We spent a number of days in the vicinity of the National Monument, which has three separate units, two of which we visited. Our first was to Painted Hills, where besides enjoying the colorful hills we were surprised to encounter a couple that were carrying the bottom portion of a mannequin.
Painted Hills Unit
Sheep Rock Unit
The second unit was Sheep Rock, where we made a number of stops. We visited the impressive Thomas Condon Paleontology Center, visited the Cant Ranch complex, an interpretive site showing an early 20th-century livestock ranch, and took a number of hikes.
Kam Wah Chung
The building remained abandoned after Ing Hay died in 1952. He asked that the building be deeded to the city of John Day with the provision it be turned into a museum. His wish, and the ownership of the building, were forgotten until 1967. While surveying for a new park the city discovered its ownership of the building and began to restore it as it was in the 1940s.

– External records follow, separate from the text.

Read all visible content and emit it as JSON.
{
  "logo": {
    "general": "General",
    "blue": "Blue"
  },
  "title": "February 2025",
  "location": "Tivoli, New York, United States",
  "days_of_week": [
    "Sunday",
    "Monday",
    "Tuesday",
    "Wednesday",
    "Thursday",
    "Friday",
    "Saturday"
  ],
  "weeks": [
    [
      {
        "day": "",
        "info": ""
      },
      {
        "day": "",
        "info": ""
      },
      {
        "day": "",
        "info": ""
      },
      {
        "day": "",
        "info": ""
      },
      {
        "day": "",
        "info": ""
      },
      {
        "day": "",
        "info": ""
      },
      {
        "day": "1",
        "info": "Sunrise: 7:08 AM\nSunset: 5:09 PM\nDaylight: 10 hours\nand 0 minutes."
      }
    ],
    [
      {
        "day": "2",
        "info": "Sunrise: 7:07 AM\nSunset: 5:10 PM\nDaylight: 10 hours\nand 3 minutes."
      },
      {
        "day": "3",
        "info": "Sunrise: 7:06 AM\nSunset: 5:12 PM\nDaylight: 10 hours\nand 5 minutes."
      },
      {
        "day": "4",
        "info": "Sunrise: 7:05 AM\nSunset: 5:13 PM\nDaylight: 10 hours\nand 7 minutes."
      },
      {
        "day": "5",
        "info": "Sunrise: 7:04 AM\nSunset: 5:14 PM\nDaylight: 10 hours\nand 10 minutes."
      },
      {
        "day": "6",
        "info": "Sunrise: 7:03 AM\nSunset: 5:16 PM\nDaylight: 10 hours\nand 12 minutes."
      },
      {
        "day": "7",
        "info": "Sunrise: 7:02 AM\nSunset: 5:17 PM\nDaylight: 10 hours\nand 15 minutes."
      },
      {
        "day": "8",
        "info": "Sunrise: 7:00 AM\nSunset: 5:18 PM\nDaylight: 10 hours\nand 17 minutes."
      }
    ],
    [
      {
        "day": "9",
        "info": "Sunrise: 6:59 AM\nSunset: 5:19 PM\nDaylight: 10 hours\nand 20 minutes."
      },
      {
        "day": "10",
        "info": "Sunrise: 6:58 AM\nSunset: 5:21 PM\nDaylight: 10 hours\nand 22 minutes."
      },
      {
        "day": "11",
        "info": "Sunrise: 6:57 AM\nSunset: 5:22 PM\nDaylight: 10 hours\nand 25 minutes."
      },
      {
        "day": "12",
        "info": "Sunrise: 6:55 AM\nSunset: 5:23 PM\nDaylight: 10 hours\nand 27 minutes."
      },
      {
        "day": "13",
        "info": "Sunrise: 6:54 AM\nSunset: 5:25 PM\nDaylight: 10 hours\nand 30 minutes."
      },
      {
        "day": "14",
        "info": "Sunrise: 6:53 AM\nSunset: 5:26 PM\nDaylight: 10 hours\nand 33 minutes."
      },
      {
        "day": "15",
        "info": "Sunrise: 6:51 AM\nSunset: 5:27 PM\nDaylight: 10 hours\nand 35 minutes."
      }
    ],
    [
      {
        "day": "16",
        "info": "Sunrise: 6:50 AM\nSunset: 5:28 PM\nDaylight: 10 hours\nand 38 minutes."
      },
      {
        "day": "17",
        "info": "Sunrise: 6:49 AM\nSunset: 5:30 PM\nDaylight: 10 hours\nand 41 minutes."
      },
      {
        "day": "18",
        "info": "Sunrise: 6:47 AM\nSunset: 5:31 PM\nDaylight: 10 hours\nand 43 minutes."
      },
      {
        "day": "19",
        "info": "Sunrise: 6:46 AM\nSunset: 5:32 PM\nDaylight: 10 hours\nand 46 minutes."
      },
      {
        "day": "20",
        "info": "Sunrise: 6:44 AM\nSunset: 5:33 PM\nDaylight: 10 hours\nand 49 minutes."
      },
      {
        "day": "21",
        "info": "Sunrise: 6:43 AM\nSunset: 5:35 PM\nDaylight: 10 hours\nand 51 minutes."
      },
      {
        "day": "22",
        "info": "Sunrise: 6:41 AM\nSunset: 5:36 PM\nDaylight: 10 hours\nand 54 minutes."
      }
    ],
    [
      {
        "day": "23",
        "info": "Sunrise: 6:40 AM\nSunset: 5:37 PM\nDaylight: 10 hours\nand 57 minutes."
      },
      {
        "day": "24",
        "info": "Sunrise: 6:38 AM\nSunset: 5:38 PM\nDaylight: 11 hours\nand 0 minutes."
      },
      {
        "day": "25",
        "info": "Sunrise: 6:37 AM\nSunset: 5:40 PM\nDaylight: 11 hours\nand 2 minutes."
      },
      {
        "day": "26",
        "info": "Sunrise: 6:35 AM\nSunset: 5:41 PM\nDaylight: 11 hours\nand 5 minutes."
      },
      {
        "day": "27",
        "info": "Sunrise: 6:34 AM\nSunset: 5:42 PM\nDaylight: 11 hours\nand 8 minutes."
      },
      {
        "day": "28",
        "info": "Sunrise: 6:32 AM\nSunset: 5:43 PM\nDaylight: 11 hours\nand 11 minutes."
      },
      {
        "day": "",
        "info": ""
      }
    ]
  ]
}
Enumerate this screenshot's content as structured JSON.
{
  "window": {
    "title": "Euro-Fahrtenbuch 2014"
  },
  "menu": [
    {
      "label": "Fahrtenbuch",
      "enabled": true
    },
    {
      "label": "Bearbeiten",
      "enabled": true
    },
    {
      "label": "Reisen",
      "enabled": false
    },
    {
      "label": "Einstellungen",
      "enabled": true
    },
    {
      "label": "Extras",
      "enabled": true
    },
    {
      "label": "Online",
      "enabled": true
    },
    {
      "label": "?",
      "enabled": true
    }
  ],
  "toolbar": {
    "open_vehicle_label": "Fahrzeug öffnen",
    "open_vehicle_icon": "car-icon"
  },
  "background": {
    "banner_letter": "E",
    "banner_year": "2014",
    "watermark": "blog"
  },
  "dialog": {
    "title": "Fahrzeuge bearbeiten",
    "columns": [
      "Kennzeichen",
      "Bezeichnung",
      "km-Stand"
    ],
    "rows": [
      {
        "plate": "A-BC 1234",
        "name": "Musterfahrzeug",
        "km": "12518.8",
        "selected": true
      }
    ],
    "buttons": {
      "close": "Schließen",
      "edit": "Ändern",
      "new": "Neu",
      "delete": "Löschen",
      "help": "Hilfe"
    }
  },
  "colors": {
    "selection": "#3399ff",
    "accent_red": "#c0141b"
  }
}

Today the Kam Wah Chung & Co. Museum contains one of the most extensive collections of materials from the century-long influx of Chinese immigrants in the American West. It was listed on the National Register of Historic Places in 1973 and designated a National Historic Landmark by the Secretary of the Interior in 2005.
Malheur National Wildlife Refuge
Malheur National Wildlife Refuge is a National Wildlife Refuge located roughly 30 miles (48 km) south of the city of Burns in Oregon’s Harney Basin. Administered by the United States Fish and Wildlife Service, the refuge was created in 1908 by order of President Theodore Roosevelt to protect habitat for diverse waterfowl and migratory birds, and grew to encompass 187,757 acres of public lands. A popular site for birding, fishing, hunting and hiking, the refuge gained widespread attention in early 2016 after its headquarters complex was occupied by armed anti-government protesters.
Steens Mountain is in the southeastern part of Oregon, and is a large fault-block mountain. It stretches some 50 miles north to south, and rises from alongside the Alvord Desert at elevation of about 4,200 feet to a summit elevation of 9,733 feet. It is sometimes confused with a mountain range but is properly a single mountain.
Steens Mountain is the largest fault-block mountain in North America. Pressure under the Earth’s surface thrust the block upward approximately 20 million years ago, resulting in a steep eastern face with a more gentle slope on the western side of the mountain. During the Ice Age, glaciers carved several deep U-shaped gorges into the peak and created depressions where Lily, Fish, and Wildhorse lakes now stand.
Diamond Craters is a 27-square-mile volcanic field in SE Oregon, 40 miles southeast of the town of Burns. It consists of cinder cones, maars (explosion craters) and lava flows. Diamond Craters were named after the Diamond Ranch. In 1982, the area was designated an Outstanding Natural Area.
California Trail Interpretive Center
Located off I-80 near Elko, Nevada, the California Trail Interpretive Center tells the story of the 250,000 people who, between 1841 and 1869, sold their belongings, packed wagons, and set out for California on a 2,000 mile trek; some seeking land, some gold, others seeking adventure, and some for unknown reasons.
This extensive and impressive center should not be missed. We took no photos inside, but snapped a few of the external (but temporary) exhibit.
Nevada Northern Railway Museum
In Ely, Nevada, we found the Nevada Northern Railway Museum is a railroad museum operated by a historic foundation dedicated to the preservation of the Nevada Northern Railway.
Museum activities include restoration and operation of historic railroad equipment, steam-powered excursions throughout the year, winter photo shoots, locomotive rentals, hand car races, lectures, an annual railroad history symposium, changing exhibits, and other events and activities.
Ward Charcoal Ovens State Historic Park
The charcoal ovens are associated with the silver mining ghost town of Ward, Nevada, established in 1876. The charcoal ovens are two miles to the south of the townsite. Six large ovens remain in excellent repair, 30 feet high, 27 feet in diameter, with walls 2 feet thick at the base. The ovens were in operation from 1876 through 1879. They were built of quartz latite welded tuff by itinerant Italian masons who specialized in the ovens, who were known as carbonari. The charcoal ovens prepared charcoal from locally harvested timber for use in the smelters at Ward, using 30 to 60 bushels of charcoal per ton of ore, for 16,000 bushels a day. The Ward ovens are the best-preserved of their kind in Nevada. They were listed in the National Register of Historic Places in 1971.
We arrived in Las Vegas on September 15. But this post is already too long, so we’ll talk about Las Vegas on our next post.